When you find you're plateauing. When we're increasing strength and endurance and building muscle, we are in an 'anabolic state.' When we over train, we can go into a 'catabolic' state which is where we are breaking down muscles through micro tearing. This is the point where you may feel you are not improving and may need to rest or change up your workouts.
Ok, so now you're all stressing thinking I really want to keep working out regularly but maybe I have some signs of over training? Well here's some things to consider. What does your current regime look like? Do you have a lot of diversity? The FITT principal has been around for a long time in the fitness industry which refers to:
F- frequency - how often do you exercise?
I- intensity - how hard you exercise?
T - time -how long are you exercising for?
T- type - what kind of exercise do you do?
So when applying this to different styles of training - how much and how often should you be working out? What is abundantly clear is that there is no 'perfect workout.' If you want to build muscle, you will obviously do more weights than cardio and on the contrary, if you want to improve cardiovascular fitness, you will do less strength and more cardio. Below are some examples of the FITT formula you would apply for strength, cardio and stretching. Now obviously you wont put the whole lot together and do 3 strength, 5 cardio and 5 stretching sessions per week - you would have to be a professional athlete or have a lot of time on your hands!! It is however, a good example of timings and maximum sessions you should be doing. So take this into consideration, remembering that VARIETY is key! (source stretchcoach.com)
FITT for strength:
Frequency - 2-3 times per week but not on consecutive days
Intensity - Depends on the weights you lift and the amount of reps. For example the heavier the weights the fewer reps and on the contrary, the lighter the weights the higher the reps.
Time - If the intensity is high, the time will be less however if the intensity is low, you can spend more time on your workout.
Type - a combination of free weights, resistance bands, body weights and machines are a great cohort of strength training tools.
FITT for cardio:
Frequency - 5-6 times per week
Intensity - easy to moderate, 60-75% max heart rate
Time - anywhere from 30-60 minutes
Type- Any exercise you can do continually such as running, swimming, cycling, rowing etc etc
FITT for stretching:
Frequency- 5-7 times per week. When done properly, stretching is very relaxing and therapeutic and so can be done everyday if you feel like it!
Intensity- slow, easy and relaxed
Time - anywhere from 15-60 minutes
Type - static or passive

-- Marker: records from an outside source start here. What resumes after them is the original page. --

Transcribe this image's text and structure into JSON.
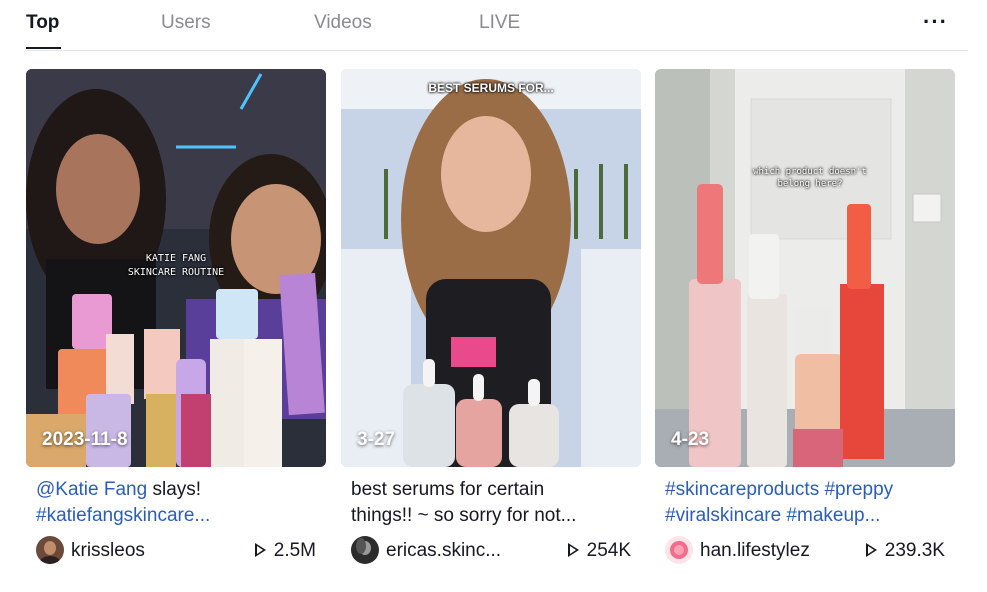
{
  "tabs": [
    {
      "label": "Top",
      "active": true
    },
    {
      "label": "Users",
      "active": false
    },
    {
      "label": "Videos",
      "active": false
    },
    {
      "label": "LIVE",
      "active": false
    }
  ],
  "more_icon": "more-horizontal-icon",
  "more_label": "···",
  "videos": [
    {
      "date": "2023-11-8",
      "caption_lines": [
        "KATIE FANG",
        "SKINCARE ROUTINE"
      ],
      "desc_line1_mention": "@Katie Fang",
      "desc_line1_rest": " slays!",
      "desc_line2_tag": "#katiefangskincare...",
      "author": "krissleos",
      "views": "2.5M"
    },
    {
      "date": "3-27",
      "caption_lines": [
        "BEST SERUMS FOR..."
      ],
      "desc_line1": "best serums for certain",
      "desc_line2": "things!! ~ so sorry for not...",
      "author": "ericas.skinc...",
      "views": "254K"
    },
    {
      "date": "4-23",
      "caption_lines": [
        "which product doesn't",
        "belong here?"
      ],
      "desc_line1_tags": "#skincareproducts #preppy",
      "desc_line2_tags": "#viralskincare #makeup...",
      "author": "han.lifestylez",
      "views": "239.3K"
    }
  ],
  "colors": {
    "tag": "#2b5db9",
    "text": "#161823",
    "muted": "#8a8b91"
  }
}
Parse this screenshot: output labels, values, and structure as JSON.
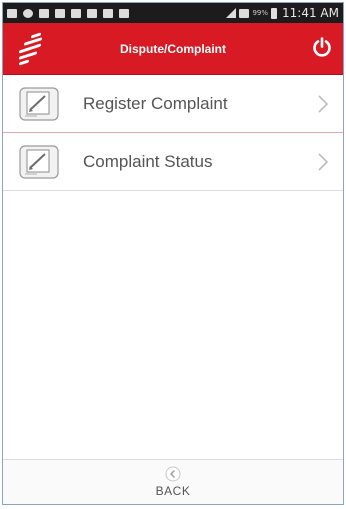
{
  "status_bar": {
    "time": "11:41 AM",
    "battery_text": "99%"
  },
  "header": {
    "title": "Dispute/Complaint",
    "accent_color": "#d71a24"
  },
  "menu": {
    "items": [
      {
        "label": "Register Complaint",
        "icon": "document-pen-icon"
      },
      {
        "label": "Complaint Status",
        "icon": "document-pen-icon"
      }
    ]
  },
  "footer": {
    "back_label": "BACK"
  }
}
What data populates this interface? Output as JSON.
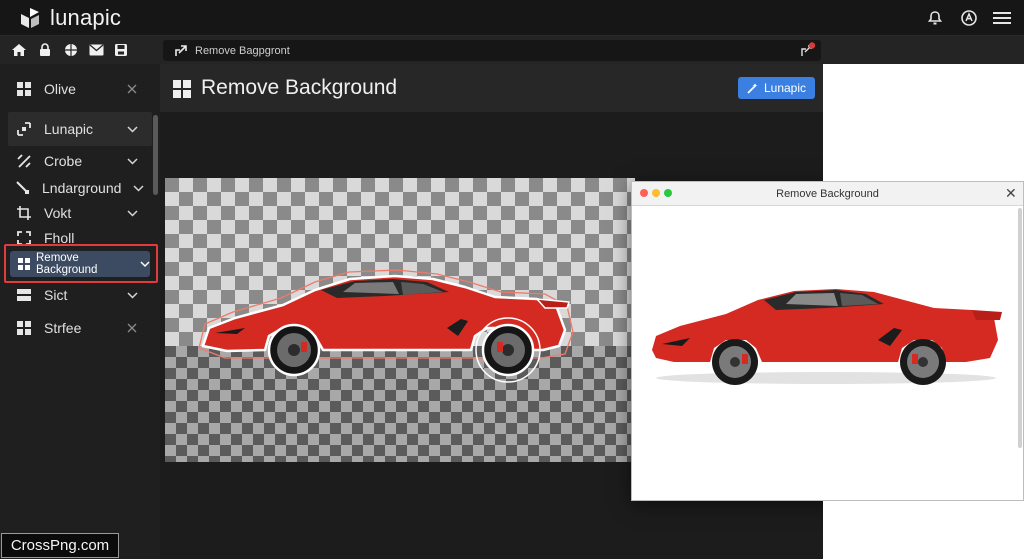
{
  "app": {
    "name": "lunapic"
  },
  "tab": {
    "title": "Remove Bagpgront"
  },
  "sidebar": {
    "items": [
      {
        "label": "Olive"
      },
      {
        "label": "Lunapic"
      },
      {
        "label": "Crobe"
      },
      {
        "label": "Lndarground"
      },
      {
        "label": "Vokt"
      },
      {
        "label": "Fholl"
      },
      {
        "label": "Remove Background"
      },
      {
        "label": "Sict"
      },
      {
        "label": "Strfee"
      }
    ]
  },
  "main": {
    "title": "Remove Background",
    "button_label": "Lunapic"
  },
  "preview": {
    "title": "Remove Background"
  },
  "watermark": "CrossPng.com",
  "colors": {
    "accent": "#3b7fe0",
    "highlight": "#e23b3b",
    "car": "#d42a22"
  }
}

Some interesting data which is a great reference point for you to decide how to best approach your fitness regime. I must also add that the most common mistakes in exercise programming are training too hard (resulting in over training or injury) and not including enough variety. Performing the same exercises can result in long term repetitive strain injuries to the same muscle groups and neglect of others. For example, if you're only running, you tend to recruit the quadricep muscles and neglect the hamstrings - research shows that most recreational runners have quads that are 30-40% stronger than the hamstrings. This is the reason why so many distance runners have hamstring complaints. Something to ponder.........

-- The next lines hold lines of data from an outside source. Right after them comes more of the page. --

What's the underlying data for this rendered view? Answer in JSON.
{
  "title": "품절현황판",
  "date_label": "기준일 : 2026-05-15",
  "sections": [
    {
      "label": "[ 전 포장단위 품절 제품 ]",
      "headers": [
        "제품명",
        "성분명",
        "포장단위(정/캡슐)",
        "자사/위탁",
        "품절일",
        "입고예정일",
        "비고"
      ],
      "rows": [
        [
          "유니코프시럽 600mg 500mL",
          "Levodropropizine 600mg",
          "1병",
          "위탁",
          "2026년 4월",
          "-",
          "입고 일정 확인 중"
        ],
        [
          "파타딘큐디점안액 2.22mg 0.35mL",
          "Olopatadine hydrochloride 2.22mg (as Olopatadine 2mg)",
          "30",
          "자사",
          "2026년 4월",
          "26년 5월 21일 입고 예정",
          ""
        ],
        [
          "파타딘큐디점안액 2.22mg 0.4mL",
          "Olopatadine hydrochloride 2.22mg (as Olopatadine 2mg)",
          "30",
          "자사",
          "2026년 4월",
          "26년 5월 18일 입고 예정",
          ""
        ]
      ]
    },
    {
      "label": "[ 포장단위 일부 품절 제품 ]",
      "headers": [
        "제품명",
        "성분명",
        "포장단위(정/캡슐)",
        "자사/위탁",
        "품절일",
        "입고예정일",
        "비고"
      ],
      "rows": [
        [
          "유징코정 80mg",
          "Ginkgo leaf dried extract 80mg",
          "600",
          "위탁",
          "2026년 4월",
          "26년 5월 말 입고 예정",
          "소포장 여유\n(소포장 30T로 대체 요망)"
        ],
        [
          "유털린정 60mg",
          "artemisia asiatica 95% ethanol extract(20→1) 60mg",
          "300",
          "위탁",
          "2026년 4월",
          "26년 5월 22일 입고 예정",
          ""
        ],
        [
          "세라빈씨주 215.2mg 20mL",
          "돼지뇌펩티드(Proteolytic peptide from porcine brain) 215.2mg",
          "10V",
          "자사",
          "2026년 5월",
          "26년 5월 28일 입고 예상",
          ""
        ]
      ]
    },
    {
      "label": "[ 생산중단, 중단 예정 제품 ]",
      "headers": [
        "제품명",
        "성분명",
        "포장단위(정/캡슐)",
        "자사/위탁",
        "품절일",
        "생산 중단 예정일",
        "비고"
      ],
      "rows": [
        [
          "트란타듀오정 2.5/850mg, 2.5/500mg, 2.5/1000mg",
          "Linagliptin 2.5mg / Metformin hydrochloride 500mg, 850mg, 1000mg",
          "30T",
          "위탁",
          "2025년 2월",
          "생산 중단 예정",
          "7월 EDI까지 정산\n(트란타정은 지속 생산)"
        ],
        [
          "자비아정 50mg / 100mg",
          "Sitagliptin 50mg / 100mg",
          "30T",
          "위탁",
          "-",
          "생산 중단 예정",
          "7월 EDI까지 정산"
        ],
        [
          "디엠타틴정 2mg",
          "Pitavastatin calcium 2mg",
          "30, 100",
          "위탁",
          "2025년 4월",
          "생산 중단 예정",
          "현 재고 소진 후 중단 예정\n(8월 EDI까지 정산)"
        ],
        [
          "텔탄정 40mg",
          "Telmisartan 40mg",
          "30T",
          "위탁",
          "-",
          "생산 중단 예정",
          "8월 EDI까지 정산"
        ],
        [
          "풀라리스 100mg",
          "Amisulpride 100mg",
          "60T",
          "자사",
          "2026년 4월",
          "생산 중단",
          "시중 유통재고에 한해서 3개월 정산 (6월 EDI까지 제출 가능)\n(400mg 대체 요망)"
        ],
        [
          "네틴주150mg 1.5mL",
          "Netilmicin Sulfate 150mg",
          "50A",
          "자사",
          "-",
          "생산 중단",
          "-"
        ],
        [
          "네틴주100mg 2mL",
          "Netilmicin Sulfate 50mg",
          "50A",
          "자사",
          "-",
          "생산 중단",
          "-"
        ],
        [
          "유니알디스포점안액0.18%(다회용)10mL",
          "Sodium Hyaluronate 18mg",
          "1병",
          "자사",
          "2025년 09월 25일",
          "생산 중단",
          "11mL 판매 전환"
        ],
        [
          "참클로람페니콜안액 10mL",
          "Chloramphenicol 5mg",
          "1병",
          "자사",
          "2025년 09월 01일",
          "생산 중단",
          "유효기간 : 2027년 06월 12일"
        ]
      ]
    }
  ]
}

So what to take away? Apply the FITT principal to your workouts and ensure you have variety as well as adequate rest days? Are you displaying any signs of over training? Do you need to have more rest or possibly swap a cardio session for a yoga/pilates session? Do you feel as though you have muscle imbalances - for example are you quadricep dominant? Muscles work synergistically together to enable you to move in the most efficient way, so if one group is stronger than another your functionality is compromised. As fitness instructors we want you to be able to exercise regularly and without pain and most of all, we want you to enjoy it! So don't be too hard on yourself, a rest day will actually make you feel better and subsequently improve your performance in your next workout..... :)